About this task: Make an exact copy of the listing so that no picture is carried over.

Recorded information:
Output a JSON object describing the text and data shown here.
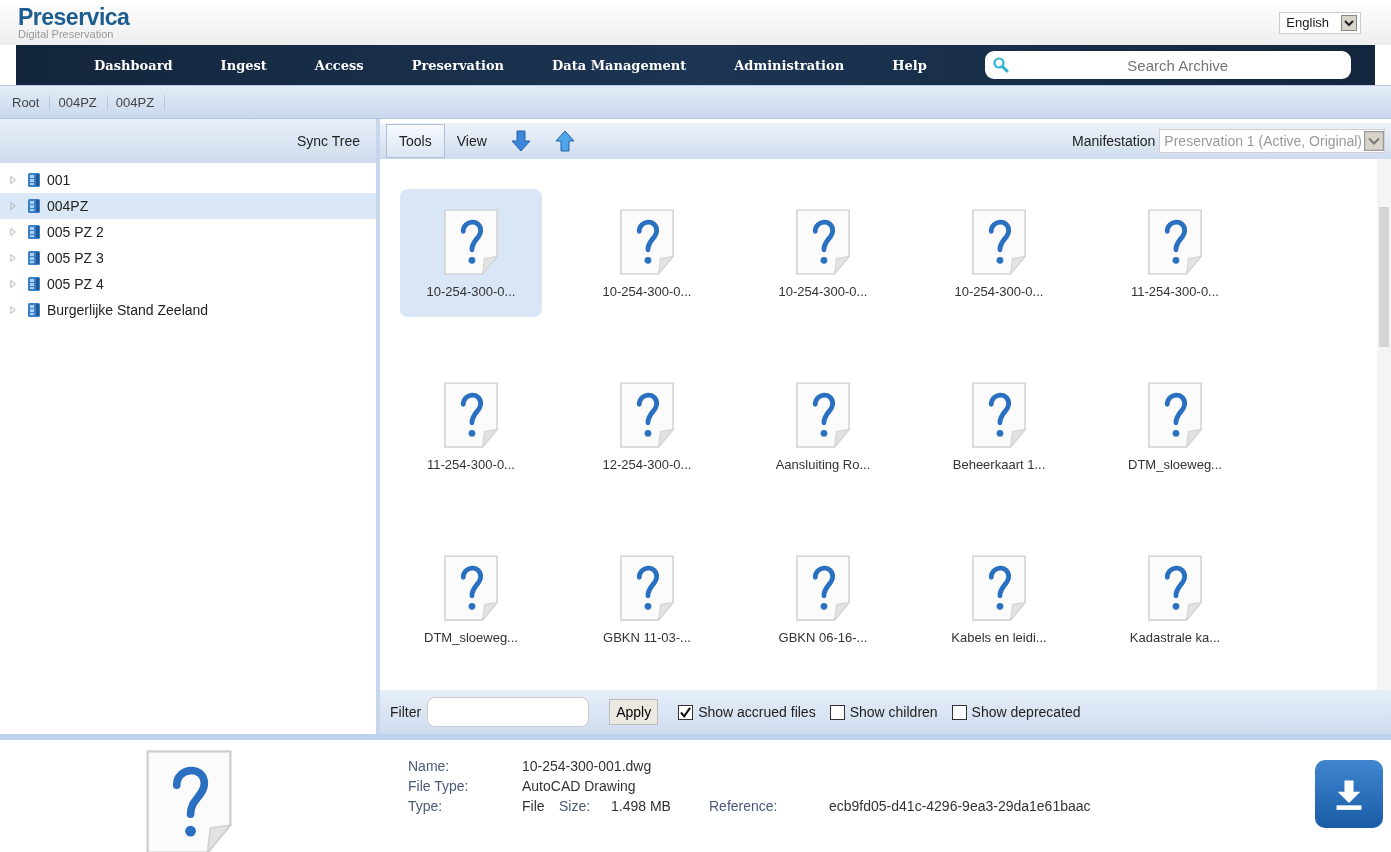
{
  "logo": {
    "title": "Preservica",
    "subtitle": "Digital Preservation"
  },
  "language": {
    "value": "English"
  },
  "nav": [
    {
      "label": "Dashboard"
    },
    {
      "label": "Ingest"
    },
    {
      "label": "Access"
    },
    {
      "label": "Preservation"
    },
    {
      "label": "Data Management"
    },
    {
      "label": "Administration"
    },
    {
      "label": "Help"
    }
  ],
  "search": {
    "placeholder": "Search Archive"
  },
  "breadcrumb": [
    "Root",
    "004PZ",
    "004PZ"
  ],
  "tree": {
    "sync_label": "Sync Tree",
    "items": [
      {
        "label": "001",
        "selected": false
      },
      {
        "label": "004PZ",
        "selected": true
      },
      {
        "label": "005 PZ 2",
        "selected": false
      },
      {
        "label": "005 PZ 3",
        "selected": false
      },
      {
        "label": "005 PZ 4",
        "selected": false
      },
      {
        "label": "Burgerlijke Stand Zeeland",
        "selected": false
      }
    ]
  },
  "toolbar": {
    "tabs": [
      {
        "label": "Tools",
        "selected": true
      },
      {
        "label": "View",
        "selected": false
      }
    ],
    "manifestation_label": "Manifestation",
    "manifestation_value": "Preservation 1 (Active, Original)"
  },
  "files": [
    {
      "name": "10-254-300-0...",
      "selected": true
    },
    {
      "name": "10-254-300-0...",
      "selected": false
    },
    {
      "name": "10-254-300-0...",
      "selected": false
    },
    {
      "name": "10-254-300-0...",
      "selected": false
    },
    {
      "name": "11-254-300-0...",
      "selected": false
    },
    {
      "name": "11-254-300-0...",
      "selected": false
    },
    {
      "name": "12-254-300-0...",
      "selected": false
    },
    {
      "name": "Aansluiting Ro...",
      "selected": false
    },
    {
      "name": "Beheerkaart 1...",
      "selected": false
    },
    {
      "name": "DTM_sloeweg...",
      "selected": false
    },
    {
      "name": "DTM_sloeweg...",
      "selected": false
    },
    {
      "name": "GBKN 11-03-...",
      "selected": false
    },
    {
      "name": "GBKN 06-16-...",
      "selected": false
    },
    {
      "name": "Kabels en leidi...",
      "selected": false
    },
    {
      "name": "Kadastrale ka...",
      "selected": false
    }
  ],
  "filter": {
    "label": "Filter",
    "apply": "Apply",
    "options": [
      {
        "label": "Show accrued files",
        "checked": true
      },
      {
        "label": "Show children",
        "checked": false
      },
      {
        "label": "Show deprecated",
        "checked": false
      }
    ]
  },
  "details": {
    "name_label": "Name:",
    "name": "10-254-300-001.dwg",
    "filetype_label": "File Type:",
    "filetype": "AutoCAD Drawing",
    "type_label": "Type:",
    "type": "File",
    "size_label": "Size:",
    "size": "1.498 MB",
    "reference_label": "Reference:",
    "reference": "ecb9fd05-d41c-4296-9ea3-29da1e61baac"
  }
}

Solution to the exercise:
Output a JSON object describing the text and data shown here.
{
  "logo": {
    "title": "Preservica",
    "subtitle": "Digital Preservation"
  },
  "language": {
    "value": "English"
  },
  "nav": [
    {
      "label": "Dashboard"
    },
    {
      "label": "Ingest"
    },
    {
      "label": "Access"
    },
    {
      "label": "Preservation"
    },
    {
      "label": "Data Management"
    },
    {
      "label": "Administration"
    },
    {
      "label": "Help"
    }
  ],
  "search": {
    "placeholder": "Search Archive"
  },
  "breadcrumb": [
    "Root",
    "004PZ",
    "004PZ"
  ],
  "tree": {
    "sync_label": "Sync Tree",
    "items": [
      {
        "label": "001",
        "selected": false
      },
      {
        "label": "004PZ",
        "selected": true
      },
      {
        "label": "005 PZ 2",
        "selected": false
      },
      {
        "label": "005 PZ 3",
        "selected": false
      },
      {
        "label": "005 PZ 4",
        "selected": false
      },
      {
        "label": "Burgerlijke Stand Zeeland",
        "selected": false
      }
    ]
  },
  "toolbar": {
    "tabs": [
      {
        "label": "Tools",
        "selected": true
      },
      {
        "label": "View",
        "selected": false
      }
    ],
    "manifestation_label": "Manifestation",
    "manifestation_value": "Preservation 1 (Active, Original)"
  },
  "files": [
    {
      "name": "10-254-300-0...",
      "selected": true
    },
    {
      "name": "10-254-300-0...",
      "selected": false
    },
    {
      "name": "10-254-300-0...",
      "selected": false
    },
    {
      "name": "10-254-300-0...",
      "selected": false
    },
    {
      "name": "11-254-300-0...",
      "selected": false
    },
    {
      "name": "11-254-300-0...",
      "selected": false
    },
    {
      "name": "12-254-300-0...",
      "selected": false
    },
    {
      "name": "Aansluiting Ro...",
      "selected": false
    },
    {
      "name": "Beheerkaart 1...",
      "selected": false
    },
    {
      "name": "DTM_sloeweg...",
      "selected": false
    },
    {
      "name": "DTM_sloeweg...",
      "selected": false
    },
    {
      "name": "GBKN 11-03-...",
      "selected": false
    },
    {
      "name": "GBKN 06-16-...",
      "selected": false
    },
    {
      "name": "Kabels en leidi...",
      "selected": false
    },
    {
      "name": "Kadastrale ka...",
      "selected": false
    }
  ],
  "filter": {
    "label": "Filter",
    "apply": "Apply",
    "options": [
      {
        "label": "Show accrued files",
        "checked": true
      },
      {
        "label": "Show children",
        "checked": false
      },
      {
        "label": "Show deprecated",
        "checked": false
      }
    ]
  },
  "details": {
    "name_label": "Name:",
    "name": "10-254-300-001.dwg",
    "filetype_label": "File Type:",
    "filetype": "AutoCAD Drawing",
    "type_label": "Type:",
    "type": "File",
    "size_label": "Size:",
    "size": "1.498 MB",
    "reference_label": "Reference:",
    "reference": "ecb9fd05-d41c-4296-9ea3-29da1e61baac"
  }
}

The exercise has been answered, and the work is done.